◆ **TASK DESCRIPTION**
The answer should contain all of the data, retyped without any alteration.

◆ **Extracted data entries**
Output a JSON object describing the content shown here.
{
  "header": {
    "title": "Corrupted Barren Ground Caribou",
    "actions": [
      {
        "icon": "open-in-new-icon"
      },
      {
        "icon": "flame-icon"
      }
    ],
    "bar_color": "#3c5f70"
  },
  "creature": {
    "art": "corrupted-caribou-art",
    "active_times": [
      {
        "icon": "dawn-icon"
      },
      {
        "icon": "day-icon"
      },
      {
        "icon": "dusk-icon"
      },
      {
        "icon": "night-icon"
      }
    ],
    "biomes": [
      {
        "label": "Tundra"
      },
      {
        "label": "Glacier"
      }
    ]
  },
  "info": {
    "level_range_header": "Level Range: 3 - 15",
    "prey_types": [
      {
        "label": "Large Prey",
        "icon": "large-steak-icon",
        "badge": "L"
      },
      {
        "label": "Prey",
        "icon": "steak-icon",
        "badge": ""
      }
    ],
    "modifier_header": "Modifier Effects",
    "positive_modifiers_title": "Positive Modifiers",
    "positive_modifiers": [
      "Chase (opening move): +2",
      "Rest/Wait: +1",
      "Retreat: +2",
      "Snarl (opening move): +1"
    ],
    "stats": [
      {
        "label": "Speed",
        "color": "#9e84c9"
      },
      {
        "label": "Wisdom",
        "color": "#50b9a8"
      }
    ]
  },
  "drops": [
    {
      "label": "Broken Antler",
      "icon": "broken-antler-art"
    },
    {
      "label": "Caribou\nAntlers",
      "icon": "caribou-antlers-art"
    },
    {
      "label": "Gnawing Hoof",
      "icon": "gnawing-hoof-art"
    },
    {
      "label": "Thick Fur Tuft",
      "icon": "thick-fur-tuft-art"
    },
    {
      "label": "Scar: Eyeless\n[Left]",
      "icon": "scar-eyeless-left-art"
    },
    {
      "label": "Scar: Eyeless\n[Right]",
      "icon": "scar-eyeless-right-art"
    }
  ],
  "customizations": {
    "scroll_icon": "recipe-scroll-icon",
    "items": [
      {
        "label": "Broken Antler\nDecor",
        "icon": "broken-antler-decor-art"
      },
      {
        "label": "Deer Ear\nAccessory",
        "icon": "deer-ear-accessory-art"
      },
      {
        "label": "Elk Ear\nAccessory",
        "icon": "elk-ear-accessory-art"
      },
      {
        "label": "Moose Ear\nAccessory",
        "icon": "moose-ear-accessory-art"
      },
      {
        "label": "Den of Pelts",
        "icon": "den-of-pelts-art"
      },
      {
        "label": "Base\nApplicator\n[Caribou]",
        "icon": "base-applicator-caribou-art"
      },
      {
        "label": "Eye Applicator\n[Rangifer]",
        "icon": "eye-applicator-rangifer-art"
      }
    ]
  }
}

◆ **PROBLEM SOLUTION**
Output a JSON object describing the content shown here.
{
  "header": {
    "title": "Corrupted Barren Ground Caribou",
    "actions": [
      {
        "icon": "open-in-new-icon"
      },
      {
        "icon": "flame-icon"
      }
    ],
    "bar_color": "#3c5f70"
  },
  "creature": {
    "art": "corrupted-caribou-art",
    "active_times": [
      {
        "icon": "dawn-icon"
      },
      {
        "icon": "day-icon"
      },
      {
        "icon": "dusk-icon"
      },
      {
        "icon": "night-icon"
      }
    ],
    "biomes": [
      {
        "label": "Tundra"
      },
      {
        "label": "Glacier"
      }
    ]
  },
  "info": {
    "level_range_header": "Level Range: 3 - 15",
    "prey_types": [
      {
        "label": "Large Prey",
        "icon": "large-steak-icon",
        "badge": "L"
      },
      {
        "label": "Prey",
        "icon": "steak-icon",
        "badge": ""
      }
    ],
    "modifier_header": "Modifier Effects",
    "positive_modifiers_title": "Positive Modifiers",
    "positive_modifiers": [
      "Chase (opening move): +2",
      "Rest/Wait: +1",
      "Retreat: +2",
      "Snarl (opening move): +1"
    ],
    "stats": [
      {
        "label": "Speed",
        "color": "#9e84c9"
      },
      {
        "label": "Wisdom",
        "color": "#50b9a8"
      }
    ]
  },
  "drops": [
    {
      "label": "Broken Antler",
      "icon": "broken-antler-art"
    },
    {
      "label": "Caribou\nAntlers",
      "icon": "caribou-antlers-art"
    },
    {
      "label": "Gnawing Hoof",
      "icon": "gnawing-hoof-art"
    },
    {
      "label": "Thick Fur Tuft",
      "icon": "thick-fur-tuft-art"
    },
    {
      "label": "Scar: Eyeless\n[Left]",
      "icon": "scar-eyeless-left-art"
    },
    {
      "label": "Scar: Eyeless\n[Right]",
      "icon": "scar-eyeless-right-art"
    }
  ],
  "customizations": {
    "scroll_icon": "recipe-scroll-icon",
    "items": [
      {
        "label": "Broken Antler\nDecor",
        "icon": "broken-antler-decor-art"
      },
      {
        "label": "Deer Ear\nAccessory",
        "icon": "deer-ear-accessory-art"
      },
      {
        "label": "Elk Ear\nAccessory",
        "icon": "elk-ear-accessory-art"
      },
      {
        "label": "Moose Ear\nAccessory",
        "icon": "moose-ear-accessory-art"
      },
      {
        "label": "Den of Pelts",
        "icon": "den-of-pelts-art"
      },
      {
        "label": "Base\nApplicator\n[Caribou]",
        "icon": "base-applicator-caribou-art"
      },
      {
        "label": "Eye Applicator\n[Rangifer]",
        "icon": "eye-applicator-rangifer-art"
      }
    ]
  }
}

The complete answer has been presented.